READSBORO- Readsboro Hometown Redevelopment, the nonprofit that owns the Bullock Building, has created a new temporary business within its walls; a holiday pop-up store featuring its own inventory and contributions from several area craftspeople.
The shop’s hours are Thursday through Sunday from 11 am to 4 pm until December 28 when it is anticipated that the store will close for the season. RHR’s own inventory features antiques, dishware sets, Christmas ornaments and accessories, full Santa Suits at discounted prices, crystal and glassware, a raffle on three great gift baskets, and more.
The interior of the building was expertly decorated by Elaine Dove in holiday style from the front display windows to the hall itself where a large Christmas tree stands with a big red chair awaiting a visit from Santa Claus. A wintry holiday scene painted by local artist Mark Lowe adorns the walls, while standing just opposite is a giant pile of wrapped Christmas presents. The presents are all priced and have clues written on them as to what is inside. Most are priced at $1 to $2 while a few are as much as $10. This pile had many visitors examining boxes and reading clues which generated more than one chuckle. Plenty were sold but there are plenty left.
This first-time endeavor began on November 16 with an open house that featured area craftspeople who signed up to have their work sold through the store with RHR making a small commission on each item sold.
These craftspeople will have their items in the store through the duration of the store’s existence. They currently include Daniel and Joanne Birch’s maple syrup; Dan Baliotti’s “Dover Hill” kitchen and country furnishing products; Celeste DiMarsico’s brilliantly rich colored bags and eye pillows; Linda Marston’s quilts, blankets, and knitted goods; and the gorgeous photography of unique subjects by Stacy Birch. RHR is still looking for more craftspeople who want to be a part of the store operation.

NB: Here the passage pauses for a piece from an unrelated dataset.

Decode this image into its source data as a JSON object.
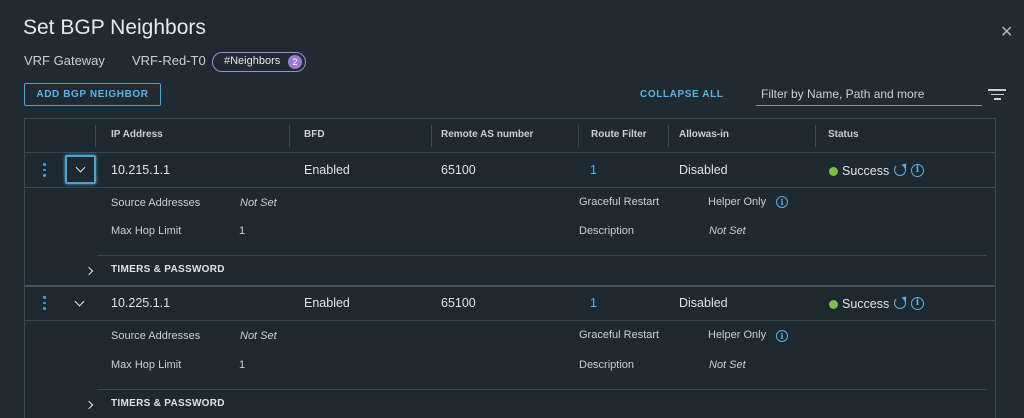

Also set up through the duration will be the store merchandise of the Living History Association, another nonprofit, which includes many educational items from books, games, coloring books, historical parchments, toy soldiers, Indian arrow heads, Civil War hats, and much more.
Future weekends will continue to include free hot drinks, but with a donation jug nearby. RHR must raise $30,000 to match against grant funds to replace the Bullock Building’s current roof. Hence, the reason for the store effort, raffles, and events.
The next event will be Thursday December 12, when Santa comes to the Bullock Building to meet any child who wants to show up. There will be free hot chocolate and other soft drinks, cookies, and goodies for the kids. There will also be a free grab bag for the first 100 children who attend. Bags are filled with candy canes, chocolate, and school supplies such as pens, pencils, markers, and so on. We hope to see a great number of children.
In 2018 RHR members, under the direction of president Susan Bailey, accumulated all the cost estimates and contract workers to change the seasonal nature of the building. Craig Barkus, of Barkus Excavating, was instrumental in putting the contractors together and managing the work. The project was to tear out all rotted wood in the building’s basement, shore up the floor and strengthen walls where needed, put in a new set of doors, cover the floor with hard pack, cover the hard pack with a cement floor, and install a heating system that could heat the basement and the main floor of the building. This would alleviate the building’s winter problems and provide year- round use. It would also create about 2,500 square feet of usable basement space. The price tag was a daunting $57,000 but the group managed to raise a substantial portion of those funds while member James Dassatti secured a $25,000 grant from the state of Vermont that picked up the balance. This project has been completed and fully paid for.
Next comes the leaking roof project for which the pop-up store and other events are to be held to help cover those costs of which RHR will have to come up with about $30,000. It is hoped that another grant will cover the balance as $30,000 is a lot of money to raise in a small town like Readsboro.